“It is interesting that we chose to do this, but I’m really happy we did. When our families came to visit us, they understood why,” said Mersereau. “As soon as we came home, life intruded. That week was truly restful and supportive, and we had some really sweet bonding time.”
A stay at the retreat is $550 a night. A minimum three-night stay at Boram in New York City is $2300 a night.
Yair hopes to one day partner with investors to build a larger facility which will be able to provide a portion of in-house care on a sliding scale or at no cost. For now, Yair believes that this type of care is essential healthcare. “I was a person who would not have been able to afford to stay in my cottage, and I am conscious of that every day,” she said. I also believe, this is the type of care everyone deserves and it should exist for whoever can afford it now with the goal of it one day developing into something that will be accessible to a broader socioeconomic group.”
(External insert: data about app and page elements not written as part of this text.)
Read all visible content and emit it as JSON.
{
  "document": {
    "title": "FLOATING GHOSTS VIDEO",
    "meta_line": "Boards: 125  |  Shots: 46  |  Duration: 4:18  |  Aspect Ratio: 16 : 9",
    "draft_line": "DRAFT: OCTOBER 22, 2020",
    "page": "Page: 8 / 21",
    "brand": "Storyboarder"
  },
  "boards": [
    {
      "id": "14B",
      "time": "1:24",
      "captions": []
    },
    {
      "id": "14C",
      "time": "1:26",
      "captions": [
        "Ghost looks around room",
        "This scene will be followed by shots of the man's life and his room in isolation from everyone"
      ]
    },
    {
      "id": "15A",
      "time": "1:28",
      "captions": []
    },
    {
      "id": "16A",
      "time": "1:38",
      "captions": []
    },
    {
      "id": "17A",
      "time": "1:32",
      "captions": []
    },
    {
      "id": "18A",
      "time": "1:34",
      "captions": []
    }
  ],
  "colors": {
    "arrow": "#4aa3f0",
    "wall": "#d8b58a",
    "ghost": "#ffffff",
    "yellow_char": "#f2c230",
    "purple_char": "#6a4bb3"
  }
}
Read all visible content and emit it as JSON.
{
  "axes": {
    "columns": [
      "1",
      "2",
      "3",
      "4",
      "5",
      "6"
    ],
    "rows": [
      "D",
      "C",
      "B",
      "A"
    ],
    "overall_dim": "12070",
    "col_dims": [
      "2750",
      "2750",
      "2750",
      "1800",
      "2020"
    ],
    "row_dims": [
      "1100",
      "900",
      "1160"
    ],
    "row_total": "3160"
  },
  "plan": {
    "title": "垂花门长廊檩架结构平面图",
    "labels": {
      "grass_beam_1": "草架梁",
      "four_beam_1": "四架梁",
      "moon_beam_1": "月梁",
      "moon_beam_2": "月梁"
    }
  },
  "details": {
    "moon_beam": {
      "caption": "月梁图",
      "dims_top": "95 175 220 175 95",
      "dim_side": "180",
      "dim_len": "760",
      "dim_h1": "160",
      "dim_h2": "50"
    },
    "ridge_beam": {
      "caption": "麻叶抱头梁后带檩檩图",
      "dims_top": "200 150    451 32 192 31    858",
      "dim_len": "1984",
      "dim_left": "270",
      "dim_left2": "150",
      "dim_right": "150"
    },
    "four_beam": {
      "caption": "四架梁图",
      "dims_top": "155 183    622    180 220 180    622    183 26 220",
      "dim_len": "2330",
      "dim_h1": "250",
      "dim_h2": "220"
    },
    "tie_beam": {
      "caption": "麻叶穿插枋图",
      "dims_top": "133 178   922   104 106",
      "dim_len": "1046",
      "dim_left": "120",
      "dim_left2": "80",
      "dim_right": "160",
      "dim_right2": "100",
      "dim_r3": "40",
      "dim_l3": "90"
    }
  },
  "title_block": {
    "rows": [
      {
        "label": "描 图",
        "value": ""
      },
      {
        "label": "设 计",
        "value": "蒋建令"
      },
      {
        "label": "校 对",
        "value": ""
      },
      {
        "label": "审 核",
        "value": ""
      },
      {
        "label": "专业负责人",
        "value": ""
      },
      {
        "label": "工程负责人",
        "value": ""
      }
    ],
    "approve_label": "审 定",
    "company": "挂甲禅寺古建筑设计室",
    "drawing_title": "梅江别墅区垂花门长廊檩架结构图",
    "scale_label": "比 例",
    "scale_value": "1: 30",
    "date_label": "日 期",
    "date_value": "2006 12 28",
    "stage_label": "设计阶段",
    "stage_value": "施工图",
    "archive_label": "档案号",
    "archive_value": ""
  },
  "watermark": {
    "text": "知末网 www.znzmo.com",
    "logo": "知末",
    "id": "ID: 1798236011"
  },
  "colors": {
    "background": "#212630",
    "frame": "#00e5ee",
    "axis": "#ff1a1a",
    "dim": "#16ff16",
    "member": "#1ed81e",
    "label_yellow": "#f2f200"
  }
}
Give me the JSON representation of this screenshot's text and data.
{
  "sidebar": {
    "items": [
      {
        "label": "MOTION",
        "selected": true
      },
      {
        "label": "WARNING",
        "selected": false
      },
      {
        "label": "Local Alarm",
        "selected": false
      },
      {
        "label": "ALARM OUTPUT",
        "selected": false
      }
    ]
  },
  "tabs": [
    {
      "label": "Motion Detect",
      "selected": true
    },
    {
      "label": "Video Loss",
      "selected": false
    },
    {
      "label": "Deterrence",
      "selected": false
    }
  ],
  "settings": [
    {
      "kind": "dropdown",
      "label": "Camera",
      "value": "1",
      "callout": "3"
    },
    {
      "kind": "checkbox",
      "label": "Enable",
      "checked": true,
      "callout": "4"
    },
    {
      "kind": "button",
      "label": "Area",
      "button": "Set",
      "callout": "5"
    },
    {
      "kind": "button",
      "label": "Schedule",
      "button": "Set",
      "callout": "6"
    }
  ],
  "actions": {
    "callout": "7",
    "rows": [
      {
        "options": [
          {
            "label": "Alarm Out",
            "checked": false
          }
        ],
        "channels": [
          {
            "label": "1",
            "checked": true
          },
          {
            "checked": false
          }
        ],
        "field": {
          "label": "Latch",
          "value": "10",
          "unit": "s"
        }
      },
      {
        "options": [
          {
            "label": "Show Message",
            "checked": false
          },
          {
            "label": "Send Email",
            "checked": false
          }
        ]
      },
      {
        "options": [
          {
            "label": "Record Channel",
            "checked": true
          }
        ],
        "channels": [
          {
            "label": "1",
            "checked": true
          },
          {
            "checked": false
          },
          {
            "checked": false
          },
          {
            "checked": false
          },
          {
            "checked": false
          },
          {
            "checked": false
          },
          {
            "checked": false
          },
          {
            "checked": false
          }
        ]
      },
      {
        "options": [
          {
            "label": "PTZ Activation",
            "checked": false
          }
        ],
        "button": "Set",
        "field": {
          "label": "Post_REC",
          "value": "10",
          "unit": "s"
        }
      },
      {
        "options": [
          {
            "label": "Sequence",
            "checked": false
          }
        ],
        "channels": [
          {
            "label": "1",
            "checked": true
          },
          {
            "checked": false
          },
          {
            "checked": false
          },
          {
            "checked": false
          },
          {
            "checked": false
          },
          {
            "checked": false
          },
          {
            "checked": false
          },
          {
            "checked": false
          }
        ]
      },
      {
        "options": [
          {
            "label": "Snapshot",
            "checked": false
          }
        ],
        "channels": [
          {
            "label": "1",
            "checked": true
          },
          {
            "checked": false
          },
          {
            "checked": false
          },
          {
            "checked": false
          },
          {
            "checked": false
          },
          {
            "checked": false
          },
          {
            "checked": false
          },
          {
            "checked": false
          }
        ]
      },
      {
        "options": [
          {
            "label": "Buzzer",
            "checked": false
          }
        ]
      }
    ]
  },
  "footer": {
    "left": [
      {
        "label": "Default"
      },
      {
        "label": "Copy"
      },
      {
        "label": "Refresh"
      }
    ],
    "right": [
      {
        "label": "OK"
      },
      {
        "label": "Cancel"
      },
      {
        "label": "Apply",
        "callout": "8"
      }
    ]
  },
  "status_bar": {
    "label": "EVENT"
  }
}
For those who can’t swing a stay at the retreat, options like postpartum consultations, a Wednesday-night new parents group, and virtual contacts are available.
One month into parenthood, Mersereau knows she and her husband made the right choice for herself and also her family. They found it a softer landing than going home right away. “At this point, it’s all just such a blur,” she said. “So many people I know have had different postpartum experiences,and many wished they had known this was available.”
For more information, visit the Greatfull Wellness website.